■ **Given records**:
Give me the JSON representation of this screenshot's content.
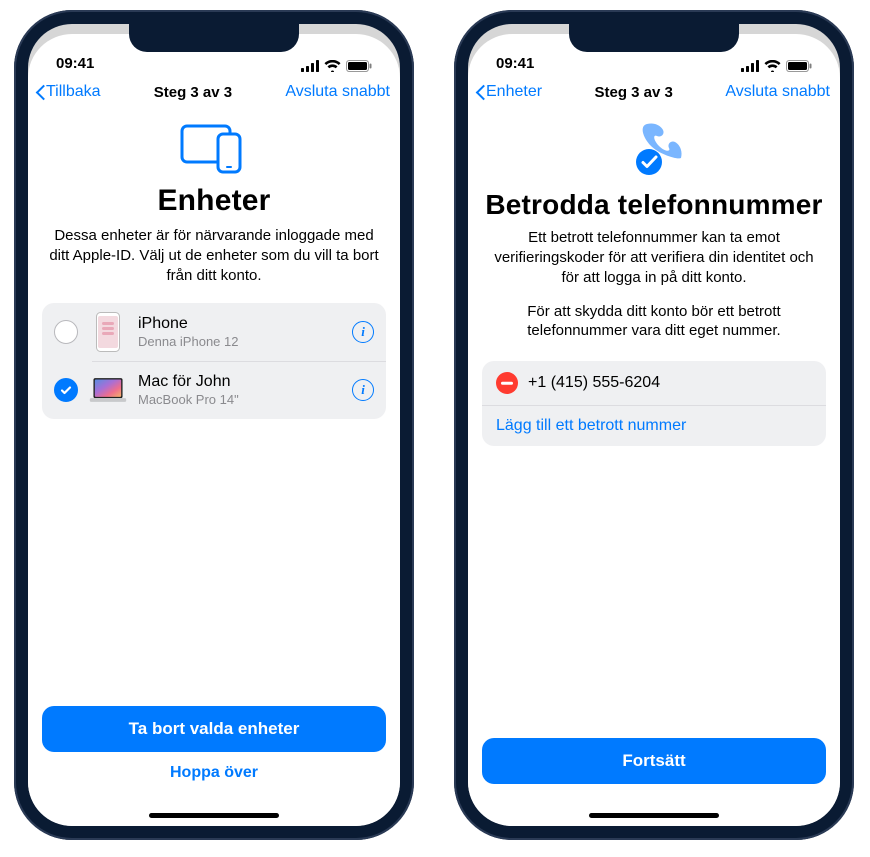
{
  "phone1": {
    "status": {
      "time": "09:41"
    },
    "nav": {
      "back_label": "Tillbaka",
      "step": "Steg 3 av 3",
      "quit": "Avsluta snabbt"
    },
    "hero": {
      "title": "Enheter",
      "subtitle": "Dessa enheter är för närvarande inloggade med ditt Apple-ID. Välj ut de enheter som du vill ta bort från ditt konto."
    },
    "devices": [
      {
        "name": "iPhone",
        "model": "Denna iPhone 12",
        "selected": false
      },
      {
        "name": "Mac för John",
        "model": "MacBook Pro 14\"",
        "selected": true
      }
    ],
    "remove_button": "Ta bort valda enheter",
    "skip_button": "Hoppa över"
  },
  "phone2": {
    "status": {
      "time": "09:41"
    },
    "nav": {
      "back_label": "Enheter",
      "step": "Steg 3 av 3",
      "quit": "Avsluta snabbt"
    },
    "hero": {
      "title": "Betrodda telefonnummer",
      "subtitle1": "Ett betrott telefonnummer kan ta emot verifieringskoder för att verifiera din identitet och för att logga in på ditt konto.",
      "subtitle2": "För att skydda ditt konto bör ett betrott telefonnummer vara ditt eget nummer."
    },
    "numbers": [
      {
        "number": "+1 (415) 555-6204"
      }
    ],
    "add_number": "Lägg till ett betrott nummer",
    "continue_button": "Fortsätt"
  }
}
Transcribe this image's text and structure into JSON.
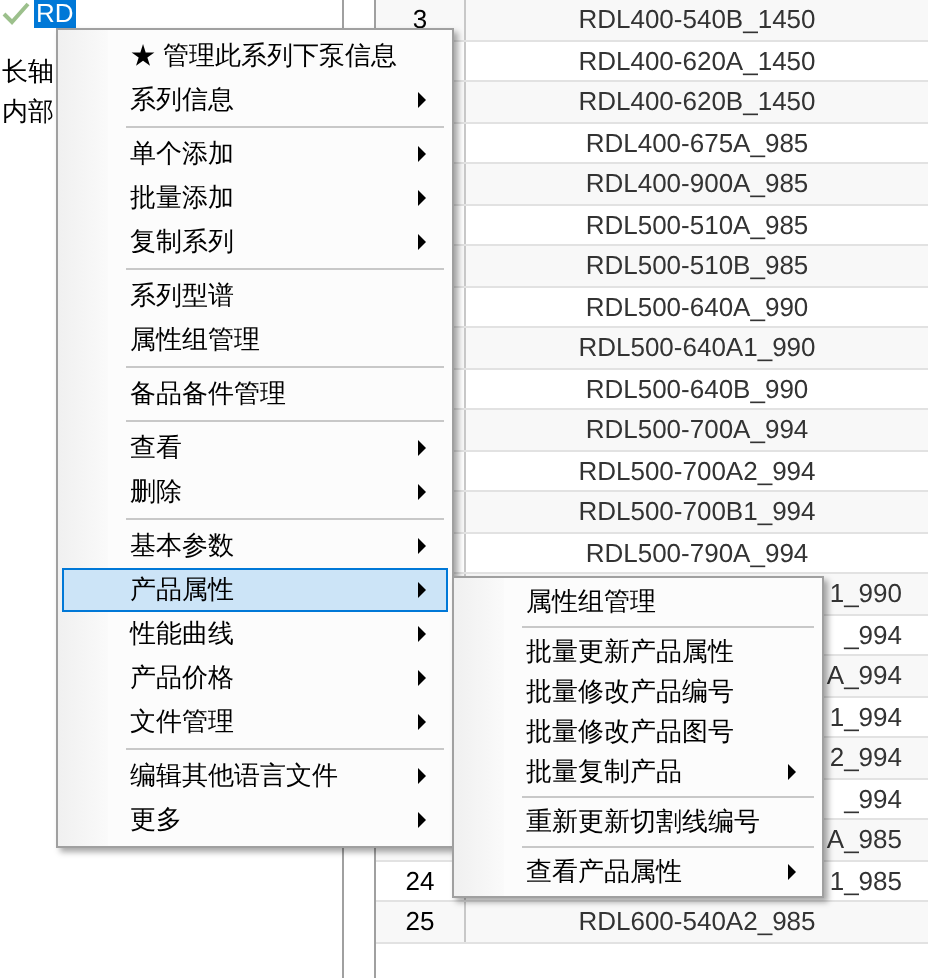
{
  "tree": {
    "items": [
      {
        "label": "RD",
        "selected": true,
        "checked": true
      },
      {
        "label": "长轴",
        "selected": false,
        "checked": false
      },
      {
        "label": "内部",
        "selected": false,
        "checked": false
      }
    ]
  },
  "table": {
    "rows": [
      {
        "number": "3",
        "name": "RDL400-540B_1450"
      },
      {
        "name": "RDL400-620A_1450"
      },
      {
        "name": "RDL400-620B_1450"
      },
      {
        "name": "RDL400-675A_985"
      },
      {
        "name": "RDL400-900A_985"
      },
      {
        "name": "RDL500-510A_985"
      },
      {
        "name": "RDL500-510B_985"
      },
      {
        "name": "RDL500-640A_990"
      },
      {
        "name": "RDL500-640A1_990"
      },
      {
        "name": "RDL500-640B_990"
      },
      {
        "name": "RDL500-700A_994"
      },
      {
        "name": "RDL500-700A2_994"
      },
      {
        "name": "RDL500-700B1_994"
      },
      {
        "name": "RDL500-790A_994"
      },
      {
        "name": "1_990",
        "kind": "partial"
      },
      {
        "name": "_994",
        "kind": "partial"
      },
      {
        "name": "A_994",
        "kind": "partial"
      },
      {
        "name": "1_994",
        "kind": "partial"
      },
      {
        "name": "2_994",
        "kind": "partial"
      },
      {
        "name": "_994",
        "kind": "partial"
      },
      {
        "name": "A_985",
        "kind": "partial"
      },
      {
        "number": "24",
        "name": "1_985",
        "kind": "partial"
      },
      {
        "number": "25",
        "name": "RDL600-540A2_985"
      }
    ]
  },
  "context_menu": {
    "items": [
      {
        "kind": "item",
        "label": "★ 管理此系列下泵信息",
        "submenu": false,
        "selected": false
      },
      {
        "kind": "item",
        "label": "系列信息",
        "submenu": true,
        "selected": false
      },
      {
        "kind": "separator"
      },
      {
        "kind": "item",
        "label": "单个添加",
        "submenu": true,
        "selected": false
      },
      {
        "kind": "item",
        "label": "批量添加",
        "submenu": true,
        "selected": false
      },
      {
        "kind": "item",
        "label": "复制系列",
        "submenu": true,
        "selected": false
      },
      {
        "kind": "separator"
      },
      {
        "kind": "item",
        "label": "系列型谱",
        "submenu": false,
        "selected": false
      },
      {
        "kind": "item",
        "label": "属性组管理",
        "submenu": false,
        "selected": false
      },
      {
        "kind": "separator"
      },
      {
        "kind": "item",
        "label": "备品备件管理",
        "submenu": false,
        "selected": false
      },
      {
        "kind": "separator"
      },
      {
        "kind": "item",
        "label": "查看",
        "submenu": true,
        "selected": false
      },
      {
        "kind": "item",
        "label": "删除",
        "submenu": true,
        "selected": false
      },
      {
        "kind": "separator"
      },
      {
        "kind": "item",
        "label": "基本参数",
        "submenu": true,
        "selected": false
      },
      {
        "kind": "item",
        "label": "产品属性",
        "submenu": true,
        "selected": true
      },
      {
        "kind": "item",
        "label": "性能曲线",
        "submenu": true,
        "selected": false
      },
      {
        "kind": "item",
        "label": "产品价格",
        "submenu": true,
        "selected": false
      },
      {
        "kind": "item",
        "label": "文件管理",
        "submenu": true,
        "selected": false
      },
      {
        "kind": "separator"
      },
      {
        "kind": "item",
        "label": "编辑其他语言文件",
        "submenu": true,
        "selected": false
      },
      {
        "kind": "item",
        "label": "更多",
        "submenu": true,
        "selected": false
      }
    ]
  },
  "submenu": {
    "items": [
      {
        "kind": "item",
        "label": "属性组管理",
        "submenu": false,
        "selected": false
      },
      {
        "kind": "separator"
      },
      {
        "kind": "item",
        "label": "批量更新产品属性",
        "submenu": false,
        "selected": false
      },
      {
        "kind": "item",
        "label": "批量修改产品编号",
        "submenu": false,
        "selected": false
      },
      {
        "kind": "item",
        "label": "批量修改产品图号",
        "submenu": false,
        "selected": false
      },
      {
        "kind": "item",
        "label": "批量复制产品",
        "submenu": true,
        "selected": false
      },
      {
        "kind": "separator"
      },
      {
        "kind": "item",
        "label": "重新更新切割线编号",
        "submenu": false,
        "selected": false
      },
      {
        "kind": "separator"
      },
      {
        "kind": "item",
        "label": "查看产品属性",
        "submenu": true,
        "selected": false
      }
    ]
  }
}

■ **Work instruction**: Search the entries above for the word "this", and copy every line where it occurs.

■ **Task result**:
Give me the JSON representation of this screenshot's content.
Transcribe this image's text and structure into JSON.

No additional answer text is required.